01:30:28   All right well if you want to find links of stuff we spoke about including Federico's excellent overview of where

01:30:34   iOS and iPad OS 15 are

01:30:37   Check out our show notes this week. You can find those links on the web at relay.fm/connected/352

01:30:45   While you're there you can get in touch with feedback or follow up

01:30:49   There's an email link there on the side of the page, or you can do it on Twitter

01:30:53   You can find us all there Federico is there is Vitici V I T I CCI

01:30:57   of course he's the editor-in-chief of MacStories.net and hard at work on

01:31:02   reviews I know John is too so y'all are busy boys. You can find Myke on Twitter

01:31:08   as @imike Myke what's something else cool that you do? I would like to

01:31:15   recommend people go and listen to the most recent episode of The Test Drivers

01:31:19   where we interviewed Panos Panay who's the chief product officer at Microsoft

01:31:24   for Windows and devices. It was a really great interview. I really enjoyed it.

01:31:29   He's a cool guy. Very cool. You can find me on Twitter as ismh and my

01:31:35   writing over at 512pixels.net. If you like this show and looking for other

01:31:40   cool podcasts from Relay FM check out Make Do. You don't have to monetize your

01:31:45   hobbies but if you want to Make Do is ready to be your cheerleader in podcast

01:31:49   form.

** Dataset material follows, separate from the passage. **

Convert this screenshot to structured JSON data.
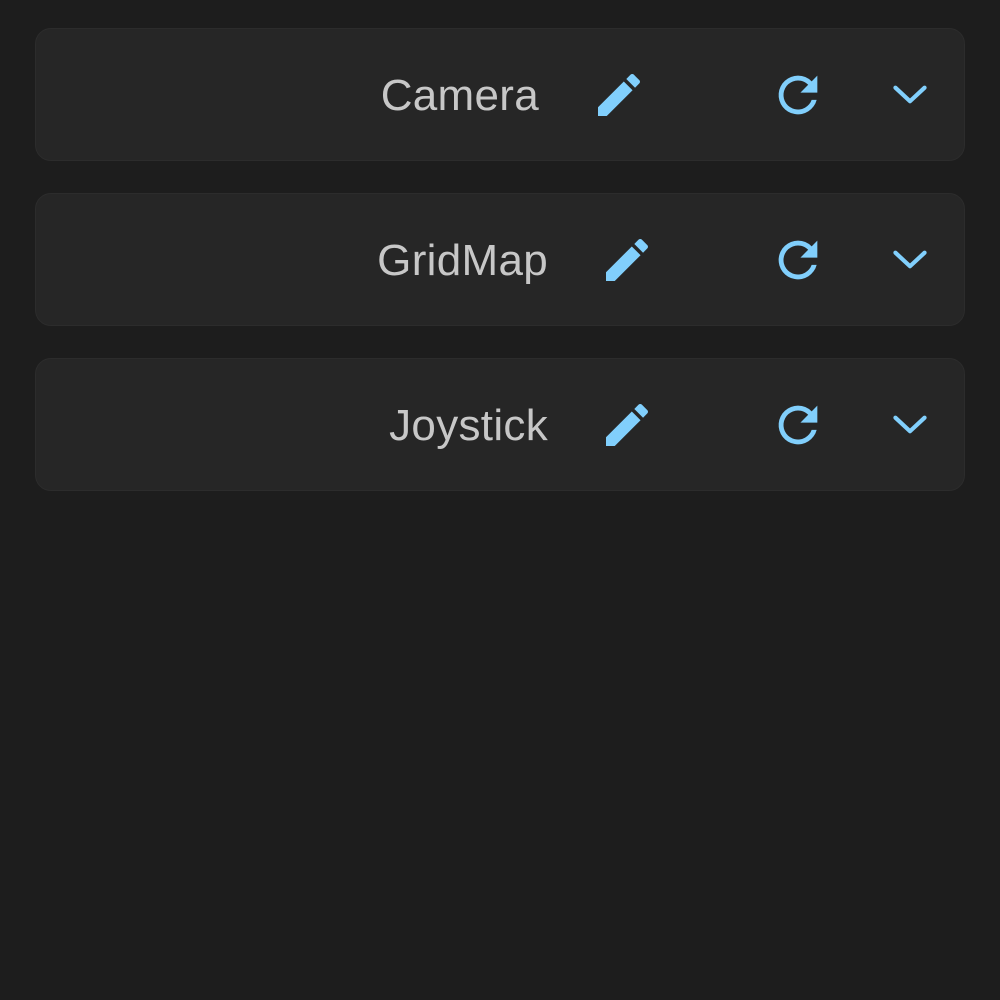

Listen as you work on your hobby with Tiff Armit and Julia Scott over

01:31:54   at relay.fm/makedoo or search for Make Do wherever you get your podcasts.

01:31:59   I'd like to thank Memberful, Hello, and OneBlocker for sponsoring this episode of

01:32:05   Connected and until next time guys say goodbye.

01:32:08   Adios, adios.

01:32:09   Cheerio.

01:32:10   Bye y'all.